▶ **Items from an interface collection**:
====

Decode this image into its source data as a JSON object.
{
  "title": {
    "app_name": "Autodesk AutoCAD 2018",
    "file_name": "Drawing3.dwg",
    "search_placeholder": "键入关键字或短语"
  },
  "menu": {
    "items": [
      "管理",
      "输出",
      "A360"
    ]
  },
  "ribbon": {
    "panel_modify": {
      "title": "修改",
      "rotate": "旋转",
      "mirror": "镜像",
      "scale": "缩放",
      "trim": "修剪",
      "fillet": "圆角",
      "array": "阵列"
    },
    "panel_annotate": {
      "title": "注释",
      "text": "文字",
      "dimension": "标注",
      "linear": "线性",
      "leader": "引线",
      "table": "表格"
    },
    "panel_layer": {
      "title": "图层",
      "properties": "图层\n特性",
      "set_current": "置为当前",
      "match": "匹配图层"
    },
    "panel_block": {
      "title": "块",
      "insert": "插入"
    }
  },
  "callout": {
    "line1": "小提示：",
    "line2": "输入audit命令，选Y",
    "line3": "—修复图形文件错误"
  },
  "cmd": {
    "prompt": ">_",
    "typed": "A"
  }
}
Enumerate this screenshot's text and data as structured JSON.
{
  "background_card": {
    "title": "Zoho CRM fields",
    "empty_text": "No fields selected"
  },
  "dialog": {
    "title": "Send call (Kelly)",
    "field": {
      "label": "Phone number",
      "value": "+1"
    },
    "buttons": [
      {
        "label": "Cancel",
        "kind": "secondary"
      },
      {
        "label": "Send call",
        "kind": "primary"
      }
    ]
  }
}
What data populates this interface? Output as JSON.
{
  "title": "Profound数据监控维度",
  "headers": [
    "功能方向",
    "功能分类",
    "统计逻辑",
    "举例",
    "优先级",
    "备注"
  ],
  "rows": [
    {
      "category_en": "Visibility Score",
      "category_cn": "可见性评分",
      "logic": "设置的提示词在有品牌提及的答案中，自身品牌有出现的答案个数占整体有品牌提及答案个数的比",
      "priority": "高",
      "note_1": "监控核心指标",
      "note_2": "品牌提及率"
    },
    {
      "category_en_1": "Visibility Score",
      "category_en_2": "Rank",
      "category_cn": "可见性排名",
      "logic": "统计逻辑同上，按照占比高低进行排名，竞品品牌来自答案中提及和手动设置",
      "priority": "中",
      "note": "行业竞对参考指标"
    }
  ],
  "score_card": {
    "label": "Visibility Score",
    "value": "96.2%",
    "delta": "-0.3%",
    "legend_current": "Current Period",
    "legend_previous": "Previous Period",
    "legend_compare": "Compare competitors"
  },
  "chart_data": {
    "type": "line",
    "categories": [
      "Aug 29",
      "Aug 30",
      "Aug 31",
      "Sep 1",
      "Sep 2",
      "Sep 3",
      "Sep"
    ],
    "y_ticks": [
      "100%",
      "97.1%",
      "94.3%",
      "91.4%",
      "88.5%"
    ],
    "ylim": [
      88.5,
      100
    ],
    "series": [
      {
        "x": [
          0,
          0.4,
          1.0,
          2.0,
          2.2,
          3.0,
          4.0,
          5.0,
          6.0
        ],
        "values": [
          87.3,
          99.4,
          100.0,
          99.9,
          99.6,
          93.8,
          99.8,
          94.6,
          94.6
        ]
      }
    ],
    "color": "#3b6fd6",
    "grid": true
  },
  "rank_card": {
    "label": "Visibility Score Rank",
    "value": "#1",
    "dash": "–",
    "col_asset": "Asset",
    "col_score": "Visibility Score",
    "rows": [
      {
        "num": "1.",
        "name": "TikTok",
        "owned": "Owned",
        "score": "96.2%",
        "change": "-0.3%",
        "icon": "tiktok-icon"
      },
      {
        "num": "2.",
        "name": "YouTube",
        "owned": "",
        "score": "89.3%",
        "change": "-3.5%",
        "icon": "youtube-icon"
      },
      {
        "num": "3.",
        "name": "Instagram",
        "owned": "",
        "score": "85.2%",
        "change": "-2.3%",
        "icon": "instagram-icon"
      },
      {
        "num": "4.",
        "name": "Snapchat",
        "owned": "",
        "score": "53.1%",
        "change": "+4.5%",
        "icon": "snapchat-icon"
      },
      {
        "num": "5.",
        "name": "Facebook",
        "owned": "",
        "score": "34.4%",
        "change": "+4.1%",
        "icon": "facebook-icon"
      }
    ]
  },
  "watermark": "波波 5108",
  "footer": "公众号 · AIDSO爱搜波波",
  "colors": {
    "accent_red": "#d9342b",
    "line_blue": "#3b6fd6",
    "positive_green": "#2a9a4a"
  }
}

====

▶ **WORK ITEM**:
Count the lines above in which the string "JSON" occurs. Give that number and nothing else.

▶ **REPLY TO THE EXERCISE**:
3